Problem description
Your copy of the data should match it exactly, except that the pictures are gone.

Interface dataset entries
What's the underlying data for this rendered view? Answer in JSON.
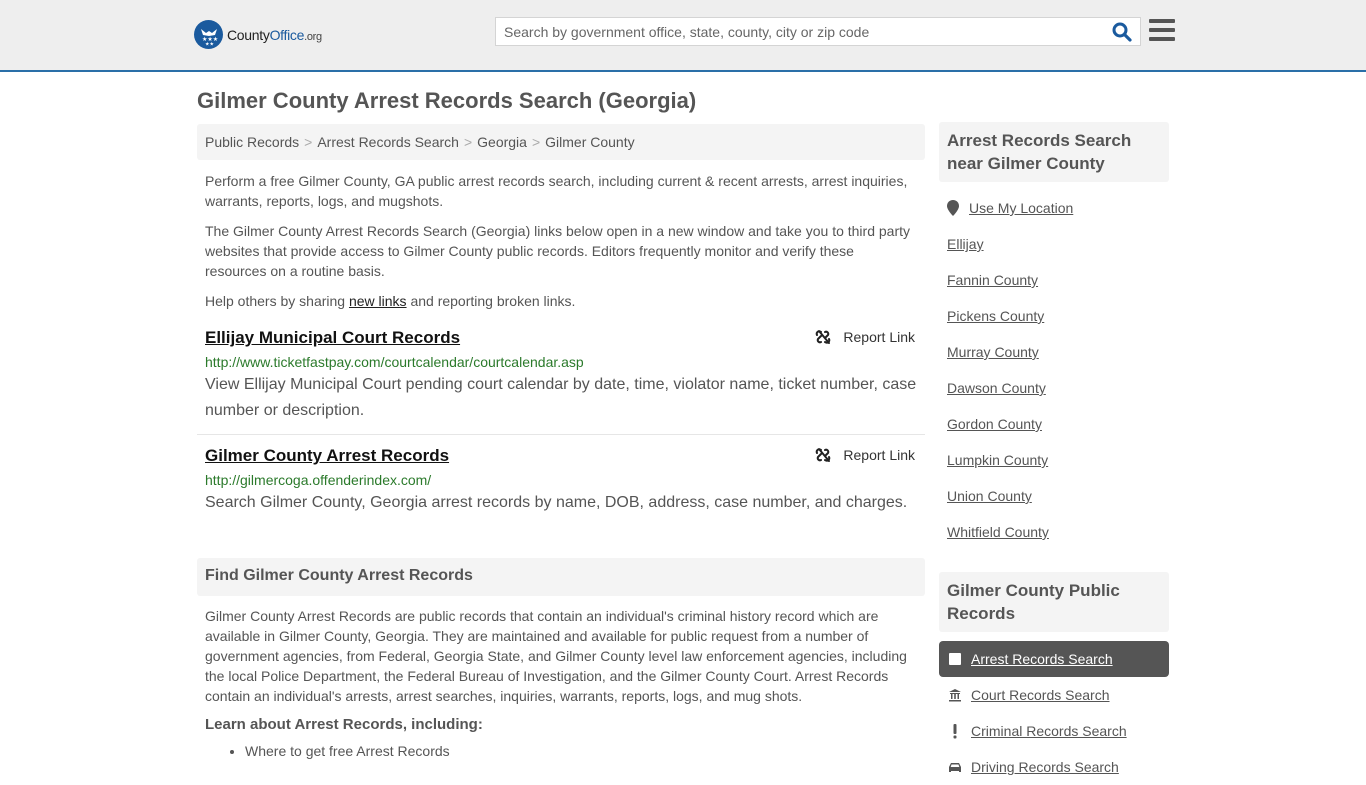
{
  "header": {
    "logo": {
      "county": "County",
      "office": "Office",
      "org": ".org"
    },
    "search_placeholder": "Search by government office, state, county, city or zip code",
    "search_value": ""
  },
  "page_title": "Gilmer County Arrest Records Search (Georgia)",
  "breadcrumb": [
    "Public Records",
    "Arrest Records Search",
    "Georgia",
    "Gilmer County"
  ],
  "intro": {
    "p1": "Perform a free Gilmer County, GA public arrest records search, including current & recent arrests, arrest inquiries, warrants, reports, logs, and mugshots.",
    "p2": "The Gilmer County Arrest Records Search (Georgia) links below open in a new window and take you to third party websites that provide access to Gilmer County public records. Editors frequently monitor and verify these resources on a routine basis.",
    "p3_before": "Help others by sharing ",
    "p3_link": "new links",
    "p3_after": " and reporting broken links."
  },
  "results": [
    {
      "title": "Ellijay Municipal Court Records",
      "url": "http://www.ticketfastpay.com/courtcalendar/courtcalendar.asp",
      "description": "View Ellijay Municipal Court pending court calendar by date, time, violator name, ticket number, case number or description.",
      "report_label": "Report Link"
    },
    {
      "title": "Gilmer County Arrest Records",
      "url": "http://gilmercoga.offenderindex.com/",
      "description": "Search Gilmer County, Georgia arrest records by name, DOB, address, case number, and charges.",
      "report_label": "Report Link"
    }
  ],
  "find_section": {
    "heading": "Find Gilmer County Arrest Records",
    "body": "Gilmer County Arrest Records are public records that contain an individual's criminal history record which are available in Gilmer County, Georgia. They are maintained and available for public request from a number of government agencies, from Federal, Georgia State, and Gilmer County level law enforcement agencies, including the local Police Department, the Federal Bureau of Investigation, and the Gilmer County Court. Arrest Records contain an individual's arrests, arrest searches, inquiries, warrants, reports, logs, and mug shots.",
    "learn_heading": "Learn about Arrest Records, including:",
    "learn_items": [
      "Where to get free Arrest Records"
    ]
  },
  "sidebar_nearby": {
    "heading": "Arrest Records Search near Gilmer County",
    "use_location": "Use My Location",
    "links": [
      "Ellijay",
      "Fannin County",
      "Pickens County",
      "Murray County",
      "Dawson County",
      "Gordon County",
      "Lumpkin County",
      "Union County",
      "Whitfield County"
    ]
  },
  "sidebar_public_records": {
    "heading": "Gilmer County Public Records",
    "items": [
      {
        "label": "Arrest Records Search",
        "icon": "square-icon",
        "active": true
      },
      {
        "label": "Court Records Search",
        "icon": "courthouse-icon",
        "active": false
      },
      {
        "label": "Criminal Records Search",
        "icon": "exclamation-icon",
        "active": false
      },
      {
        "label": "Driving Records Search",
        "icon": "car-icon",
        "active": false
      }
    ]
  },
  "colors": {
    "brand_blue": "#1a5a9e",
    "accent_border": "#2a6fa8",
    "url_green": "#2b7a2b",
    "active_bg": "#555555"
  }
}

Answer area
What's the underlying data for this rendered view? Answer in JSON.
{
  "header": {
    "logo": {
      "county": "County",
      "office": "Office",
      "org": ".org"
    },
    "search_placeholder": "Search by government office, state, county, city or zip code",
    "search_value": ""
  },
  "page_title": "Gilmer County Arrest Records Search (Georgia)",
  "breadcrumb": [
    "Public Records",
    "Arrest Records Search",
    "Georgia",
    "Gilmer County"
  ],
  "intro": {
    "p1": "Perform a free Gilmer County, GA public arrest records search, including current & recent arrests, arrest inquiries, warrants, reports, logs, and mugshots.",
    "p2": "The Gilmer County Arrest Records Search (Georgia) links below open in a new window and take you to third party websites that provide access to Gilmer County public records. Editors frequently monitor and verify these resources on a routine basis.",
    "p3_before": "Help others by sharing ",
    "p3_link": "new links",
    "p3_after": " and reporting broken links."
  },
  "results": [
    {
      "title": "Ellijay Municipal Court Records",
      "url": "http://www.ticketfastpay.com/courtcalendar/courtcalendar.asp",
      "description": "View Ellijay Municipal Court pending court calendar by date, time, violator name, ticket number, case number or description.",
      "report_label": "Report Link"
    },
    {
      "title": "Gilmer County Arrest Records",
      "url": "http://gilmercoga.offenderindex.com/",
      "description": "Search Gilmer County, Georgia arrest records by name, DOB, address, case number, and charges.",
      "report_label": "Report Link"
    }
  ],
  "find_section": {
    "heading": "Find Gilmer County Arrest Records",
    "body": "Gilmer County Arrest Records are public records that contain an individual's criminal history record which are available in Gilmer County, Georgia. They are maintained and available for public request from a number of government agencies, from Federal, Georgia State, and Gilmer County level law enforcement agencies, including the local Police Department, the Federal Bureau of Investigation, and the Gilmer County Court. Arrest Records contain an individual's arrests, arrest searches, inquiries, warrants, reports, logs, and mug shots.",
    "learn_heading": "Learn about Arrest Records, including:",
    "learn_items": [
      "Where to get free Arrest Records"
    ]
  },
  "sidebar_nearby": {
    "heading": "Arrest Records Search near Gilmer County",
    "use_location": "Use My Location",
    "links": [
      "Ellijay",
      "Fannin County",
      "Pickens County",
      "Murray County",
      "Dawson County",
      "Gordon County",
      "Lumpkin County",
      "Union County",
      "Whitfield County"
    ]
  },
  "sidebar_public_records": {
    "heading": "Gilmer County Public Records",
    "items": [
      {
        "label": "Arrest Records Search",
        "icon": "square-icon",
        "active": true
      },
      {
        "label": "Court Records Search",
        "icon": "courthouse-icon",
        "active": false
      },
      {
        "label": "Criminal Records Search",
        "icon": "exclamation-icon",
        "active": false
      },
      {
        "label": "Driving Records Search",
        "icon": "car-icon",
        "active": false
      }
    ]
  },
  "colors": {
    "brand_blue": "#1a5a9e",
    "accent_border": "#2a6fa8",
    "url_green": "#2b7a2b",
    "active_bg": "#555555"
  }
}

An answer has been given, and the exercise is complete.